** MATERIAL PROVIDED **
+++++

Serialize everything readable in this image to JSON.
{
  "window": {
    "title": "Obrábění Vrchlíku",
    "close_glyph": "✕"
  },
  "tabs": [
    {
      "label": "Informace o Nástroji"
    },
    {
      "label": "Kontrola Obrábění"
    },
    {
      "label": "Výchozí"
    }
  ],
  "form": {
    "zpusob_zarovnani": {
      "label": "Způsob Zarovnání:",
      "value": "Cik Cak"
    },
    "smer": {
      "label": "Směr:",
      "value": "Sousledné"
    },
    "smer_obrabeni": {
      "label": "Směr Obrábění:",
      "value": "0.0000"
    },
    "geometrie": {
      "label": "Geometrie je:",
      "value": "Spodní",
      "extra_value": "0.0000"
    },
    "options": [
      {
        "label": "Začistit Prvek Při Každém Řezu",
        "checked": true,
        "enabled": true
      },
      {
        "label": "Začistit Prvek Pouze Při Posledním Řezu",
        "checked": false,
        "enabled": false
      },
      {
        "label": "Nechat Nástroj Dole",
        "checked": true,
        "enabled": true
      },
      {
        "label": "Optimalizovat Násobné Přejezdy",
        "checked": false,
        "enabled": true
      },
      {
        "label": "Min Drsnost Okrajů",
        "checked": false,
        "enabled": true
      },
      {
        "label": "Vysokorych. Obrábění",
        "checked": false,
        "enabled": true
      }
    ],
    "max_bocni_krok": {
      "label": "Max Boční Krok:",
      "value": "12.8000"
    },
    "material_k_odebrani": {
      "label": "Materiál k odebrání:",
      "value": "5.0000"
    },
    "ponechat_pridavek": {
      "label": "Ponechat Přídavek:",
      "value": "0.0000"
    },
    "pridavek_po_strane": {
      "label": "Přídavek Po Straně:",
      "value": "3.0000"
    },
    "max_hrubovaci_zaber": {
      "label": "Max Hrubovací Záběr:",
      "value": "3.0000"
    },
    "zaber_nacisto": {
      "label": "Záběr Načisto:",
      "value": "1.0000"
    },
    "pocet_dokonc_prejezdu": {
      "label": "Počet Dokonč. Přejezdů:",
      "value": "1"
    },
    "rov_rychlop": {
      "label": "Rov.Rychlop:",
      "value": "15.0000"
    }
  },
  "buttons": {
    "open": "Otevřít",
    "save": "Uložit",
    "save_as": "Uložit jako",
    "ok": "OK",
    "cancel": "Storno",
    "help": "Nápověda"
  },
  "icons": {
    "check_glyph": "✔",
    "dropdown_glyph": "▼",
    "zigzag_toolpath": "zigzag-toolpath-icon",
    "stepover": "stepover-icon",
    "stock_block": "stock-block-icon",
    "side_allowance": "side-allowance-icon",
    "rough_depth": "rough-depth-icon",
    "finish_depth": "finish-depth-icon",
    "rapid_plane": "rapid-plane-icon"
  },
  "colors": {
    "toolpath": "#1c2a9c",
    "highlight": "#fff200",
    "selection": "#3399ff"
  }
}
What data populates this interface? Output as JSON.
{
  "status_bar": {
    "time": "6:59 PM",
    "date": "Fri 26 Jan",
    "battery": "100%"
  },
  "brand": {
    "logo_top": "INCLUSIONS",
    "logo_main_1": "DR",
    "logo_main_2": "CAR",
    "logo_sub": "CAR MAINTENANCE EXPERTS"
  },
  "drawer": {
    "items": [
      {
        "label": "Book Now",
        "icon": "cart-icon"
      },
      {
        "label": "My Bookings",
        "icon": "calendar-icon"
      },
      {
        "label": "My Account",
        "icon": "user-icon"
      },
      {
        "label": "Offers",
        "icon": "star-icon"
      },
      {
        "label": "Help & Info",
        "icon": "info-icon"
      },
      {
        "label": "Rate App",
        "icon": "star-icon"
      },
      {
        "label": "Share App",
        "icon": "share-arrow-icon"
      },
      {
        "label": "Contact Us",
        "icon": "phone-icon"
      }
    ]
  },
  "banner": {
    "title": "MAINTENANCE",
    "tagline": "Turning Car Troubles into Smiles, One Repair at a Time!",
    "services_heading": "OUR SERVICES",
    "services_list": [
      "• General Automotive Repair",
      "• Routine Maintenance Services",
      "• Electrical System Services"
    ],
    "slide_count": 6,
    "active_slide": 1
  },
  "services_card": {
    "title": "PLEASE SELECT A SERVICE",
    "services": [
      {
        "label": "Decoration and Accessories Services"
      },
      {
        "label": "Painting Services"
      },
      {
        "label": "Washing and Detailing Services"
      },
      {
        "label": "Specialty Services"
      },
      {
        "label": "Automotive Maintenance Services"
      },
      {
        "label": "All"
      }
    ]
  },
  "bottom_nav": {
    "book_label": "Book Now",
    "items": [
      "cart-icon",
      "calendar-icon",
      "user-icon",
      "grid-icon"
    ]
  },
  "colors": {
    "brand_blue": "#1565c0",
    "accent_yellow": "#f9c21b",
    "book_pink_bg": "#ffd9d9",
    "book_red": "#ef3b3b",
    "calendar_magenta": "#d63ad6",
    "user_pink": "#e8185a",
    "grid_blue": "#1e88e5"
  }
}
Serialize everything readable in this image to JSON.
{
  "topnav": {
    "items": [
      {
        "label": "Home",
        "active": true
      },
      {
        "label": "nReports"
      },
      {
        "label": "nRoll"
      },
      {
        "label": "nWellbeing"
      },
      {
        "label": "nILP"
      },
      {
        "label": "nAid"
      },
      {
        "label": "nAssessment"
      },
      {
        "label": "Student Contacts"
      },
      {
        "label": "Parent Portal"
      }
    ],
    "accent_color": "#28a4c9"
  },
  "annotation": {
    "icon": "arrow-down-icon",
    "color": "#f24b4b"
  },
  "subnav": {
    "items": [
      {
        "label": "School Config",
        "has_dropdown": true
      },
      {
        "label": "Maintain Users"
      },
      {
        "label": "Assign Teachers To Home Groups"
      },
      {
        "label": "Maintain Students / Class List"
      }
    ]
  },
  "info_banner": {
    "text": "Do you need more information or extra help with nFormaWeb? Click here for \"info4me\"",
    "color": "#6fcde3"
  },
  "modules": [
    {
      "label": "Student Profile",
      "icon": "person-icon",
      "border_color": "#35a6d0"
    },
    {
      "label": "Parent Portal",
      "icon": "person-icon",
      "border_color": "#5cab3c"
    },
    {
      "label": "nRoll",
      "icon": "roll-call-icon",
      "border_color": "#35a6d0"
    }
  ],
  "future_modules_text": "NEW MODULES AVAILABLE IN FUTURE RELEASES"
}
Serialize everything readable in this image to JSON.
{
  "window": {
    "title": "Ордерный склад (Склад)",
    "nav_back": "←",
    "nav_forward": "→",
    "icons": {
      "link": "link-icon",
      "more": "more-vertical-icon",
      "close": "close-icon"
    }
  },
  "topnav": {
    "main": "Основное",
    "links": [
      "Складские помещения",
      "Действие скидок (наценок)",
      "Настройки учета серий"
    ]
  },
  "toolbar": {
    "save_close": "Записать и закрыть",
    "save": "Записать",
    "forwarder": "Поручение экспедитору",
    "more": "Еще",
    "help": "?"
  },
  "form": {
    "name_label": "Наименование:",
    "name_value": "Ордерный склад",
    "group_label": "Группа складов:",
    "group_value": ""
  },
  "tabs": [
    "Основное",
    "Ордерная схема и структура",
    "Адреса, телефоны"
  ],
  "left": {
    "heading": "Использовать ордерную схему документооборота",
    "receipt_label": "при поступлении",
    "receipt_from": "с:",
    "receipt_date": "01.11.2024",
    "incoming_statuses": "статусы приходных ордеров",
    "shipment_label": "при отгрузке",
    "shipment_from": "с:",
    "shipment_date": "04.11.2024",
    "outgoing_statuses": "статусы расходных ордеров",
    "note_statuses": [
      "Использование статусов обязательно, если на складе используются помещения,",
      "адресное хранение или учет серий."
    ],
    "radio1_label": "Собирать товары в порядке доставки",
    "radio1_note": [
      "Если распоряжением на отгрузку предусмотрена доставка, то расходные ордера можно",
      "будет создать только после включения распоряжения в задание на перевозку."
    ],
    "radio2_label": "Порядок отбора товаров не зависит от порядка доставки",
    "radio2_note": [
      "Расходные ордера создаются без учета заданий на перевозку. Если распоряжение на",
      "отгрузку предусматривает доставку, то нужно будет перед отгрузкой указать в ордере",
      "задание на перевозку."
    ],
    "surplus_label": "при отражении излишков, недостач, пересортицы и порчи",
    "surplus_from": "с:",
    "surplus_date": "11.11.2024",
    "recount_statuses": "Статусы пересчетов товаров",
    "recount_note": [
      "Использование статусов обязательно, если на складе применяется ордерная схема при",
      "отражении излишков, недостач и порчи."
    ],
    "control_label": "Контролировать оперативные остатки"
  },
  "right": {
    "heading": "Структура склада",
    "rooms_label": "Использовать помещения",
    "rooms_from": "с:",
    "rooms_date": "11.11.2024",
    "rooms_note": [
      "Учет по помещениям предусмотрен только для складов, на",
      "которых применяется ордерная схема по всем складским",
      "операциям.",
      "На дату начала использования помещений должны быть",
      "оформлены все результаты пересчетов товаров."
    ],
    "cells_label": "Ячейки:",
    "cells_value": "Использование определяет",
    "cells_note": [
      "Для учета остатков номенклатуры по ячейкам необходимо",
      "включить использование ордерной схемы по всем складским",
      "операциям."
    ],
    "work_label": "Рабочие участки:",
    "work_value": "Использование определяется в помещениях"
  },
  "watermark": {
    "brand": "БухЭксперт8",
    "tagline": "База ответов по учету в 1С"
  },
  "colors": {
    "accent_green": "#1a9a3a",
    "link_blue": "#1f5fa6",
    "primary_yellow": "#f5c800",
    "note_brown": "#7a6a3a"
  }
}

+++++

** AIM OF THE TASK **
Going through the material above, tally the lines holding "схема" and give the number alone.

** TASK ANSWER **
3